The Veterans of Comedy have the charm turned on, even when they are off duty. When they came to VA Home Loan Centers for an Honor Role interview, they were already ribbing each other before the interview. “Just because they HAVE snacks,” Shawn Halpin said to his partner-in-comedy Will C Clifton, “doesn’t mean you have to have them!”
“They say we’re hilarious,” Will says of their stand-up routine. “Our moms, mostly,” Erik Knowles, who rounds up the trio, added.
The Veterans of Comedy is a group of individual comics and friends who tour together to entertain active duty military, veterans and civilians. They joke about matters in their personal lives, including the events that shaped them during all their bouts of military experience. They are locally performing in San Diego four times this weekend, on April 24th and April 25th.
Prior to becoming a Marine, Will joined the Air Force in 1988 and has been doing comedy for over two decades. His first brush with comedy was doing an open mic at the La Jolla Comedy Store in 1995. “I had no idea what to do, so I called them, and they said ‘bring three minutes of material,’” he remembers. “I said ‘what’s material?’ and they said ‘write three minutes of jokes!’”
He said his first time on stage was horrible, but the adrenaline was his drive to continue improving his craft. Will’s back story is also fascinating not only for his service to our country, but because he survived and taught himself to walk again after a bad car accident, and he attributes singer Kanye West in helping him re-launch his career.
Erik joined the military in 1998 via the Marines, as well, and he was literally thrust into comedy because of the military. “I was a cut up,” he says, of his behavior while he was deployed. “I was always making everybody laugh.”
“My sergeant, instead of writing me up again, he signs me up for this talent show at a Christmas party,” Erik recalls. “I had to get up in front of a whole squadron of 600 Marines.” He was given a week to prepare, but got lots of laughs roasting his whole chain of command.
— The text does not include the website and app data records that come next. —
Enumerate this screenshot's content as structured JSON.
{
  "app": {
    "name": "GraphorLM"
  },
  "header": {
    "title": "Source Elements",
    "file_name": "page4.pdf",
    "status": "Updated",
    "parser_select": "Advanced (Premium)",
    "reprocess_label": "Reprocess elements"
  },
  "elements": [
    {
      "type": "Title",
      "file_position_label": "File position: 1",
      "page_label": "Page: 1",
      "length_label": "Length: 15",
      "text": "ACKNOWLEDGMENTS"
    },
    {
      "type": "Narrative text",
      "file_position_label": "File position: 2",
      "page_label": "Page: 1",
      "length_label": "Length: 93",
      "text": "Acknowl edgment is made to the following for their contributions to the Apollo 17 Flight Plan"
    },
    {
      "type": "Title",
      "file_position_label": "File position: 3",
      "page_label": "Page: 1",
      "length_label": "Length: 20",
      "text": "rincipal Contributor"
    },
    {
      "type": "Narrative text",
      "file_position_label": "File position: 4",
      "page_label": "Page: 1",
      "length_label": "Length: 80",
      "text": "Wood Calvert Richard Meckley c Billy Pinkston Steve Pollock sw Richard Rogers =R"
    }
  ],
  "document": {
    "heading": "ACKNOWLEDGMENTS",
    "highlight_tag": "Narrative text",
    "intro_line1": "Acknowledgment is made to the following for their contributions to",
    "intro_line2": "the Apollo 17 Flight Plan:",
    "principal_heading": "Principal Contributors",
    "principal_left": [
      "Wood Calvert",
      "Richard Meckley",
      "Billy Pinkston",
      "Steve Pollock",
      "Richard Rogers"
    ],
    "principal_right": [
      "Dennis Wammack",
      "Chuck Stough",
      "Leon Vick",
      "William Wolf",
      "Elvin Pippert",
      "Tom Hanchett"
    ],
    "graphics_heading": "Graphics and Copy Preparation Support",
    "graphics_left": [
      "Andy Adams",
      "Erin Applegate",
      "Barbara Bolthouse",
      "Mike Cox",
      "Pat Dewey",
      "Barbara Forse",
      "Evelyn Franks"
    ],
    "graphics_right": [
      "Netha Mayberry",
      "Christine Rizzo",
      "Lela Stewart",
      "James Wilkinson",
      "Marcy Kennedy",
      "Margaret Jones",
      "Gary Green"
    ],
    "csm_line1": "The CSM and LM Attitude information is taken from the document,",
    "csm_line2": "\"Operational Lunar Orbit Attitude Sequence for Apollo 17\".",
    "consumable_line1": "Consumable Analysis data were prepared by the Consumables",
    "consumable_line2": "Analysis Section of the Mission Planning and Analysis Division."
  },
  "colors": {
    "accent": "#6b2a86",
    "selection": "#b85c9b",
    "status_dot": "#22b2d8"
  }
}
He’s even locally been dubbed San Diego’s favorite stand-up comic.
Shawn was part of the military from 1991 to 1995 and knew he wanted to be a comic from the first time he saw Saturday Night Live as a kid. “I was watching SNL my whole life and I found out you could do it as a career,” he says. All three of them note their comedic inspirations as SNL, Redd Foxx, Carol Burnett, Eddie Murphy, Bill Cosby, and George Carlin.
One of Shawn’s most surreal moments was performing in Los Angeles at The Comedy Store’s open mic and realizing that Carlin was watching the set. “Every one of us were just nervous,” he recalls with a smile. “Every time someone came off (their set), he’d say ‘great job!’”
One of the biggest hurdles that the comedy group experiences is civilian assumptions, perhaps keeping them from growing a bigger audience. “People get confused,” Will says. “They think it’s just going to be military humor, but we’re just here to do a stand up show. We just happen to be veterans.”
“We do have war stories and military stories, but mostly we tell stories about what other comics talk about,” Erik added. Shawn explained too that doing military comedy is a route to involve their fellow veterans, but that civilians shouldn’t feel left out or alienated from their routine.
They all agree that their comedy, performed as individuals, is a form of therapy not only for them, but for their audiences. The comedy bringing the three together to help others, when most of their ticket sales goes to nonprofits like Wounded Warrior Project, American Soldier Network and USVETS, is humbling to them all.
“I can’t house all the homeless veterans or feed them all myself, but I’ve been given this gift of comedy,” Erik said. “I’m only good at THIS.”
Will encourages veterans and civilians alike to find their outlet for dealing with problems, like they do with comedy and Post Traumatic Stress Disorder. “PTSD is real,” he says. “You can be a civilian (with PTSD). PTSD is not just related to the military.”
All of the comedians agree that veterans slipping through the cracks with the VA is a real problem. They encourage fellow veterans to take advantage of organizations helping them understand their benefits. This is especially true of the VA home loan.
“I used it with my ex-wife,” Will said of the program. He said it was an easy process for him and adds emphatically that all veterans, even active duty, should take advantage of it.
“At the time, [the VA home loan] put us in our dream home,” he shared, then turning to humor. “I didn’t know that dream was gonna turn into a nightmare with her.”
All of the visiting veterans were surprised to learn that you can use the VA home loan more than once. You can also have a low credit score, which was good news for Erik, who said his credit score was low – “I think it’s a 9,” he said jokingly.
In the end, other than the ultimate goal of making audience members laugh so much that they snort drinks out of their nose, their mission and message is noble. “Pursue your dreams as a veteran,” Shawn says, of those transitioning back into everyday life. “Invest in yourself and your dreams.”
WARNING: Some videos of the comedians performing you will find on YouTube may have adult content. To see some of the guys stand up acts, click the links to see Shawn’s spoof video on the “10 Hours of Walking” social experiment and his “How to fix check engine light” video. See Erik Knowles joking about the McRib and TV commercials by clicking here and see Will joke about his size and his family life by clicking here.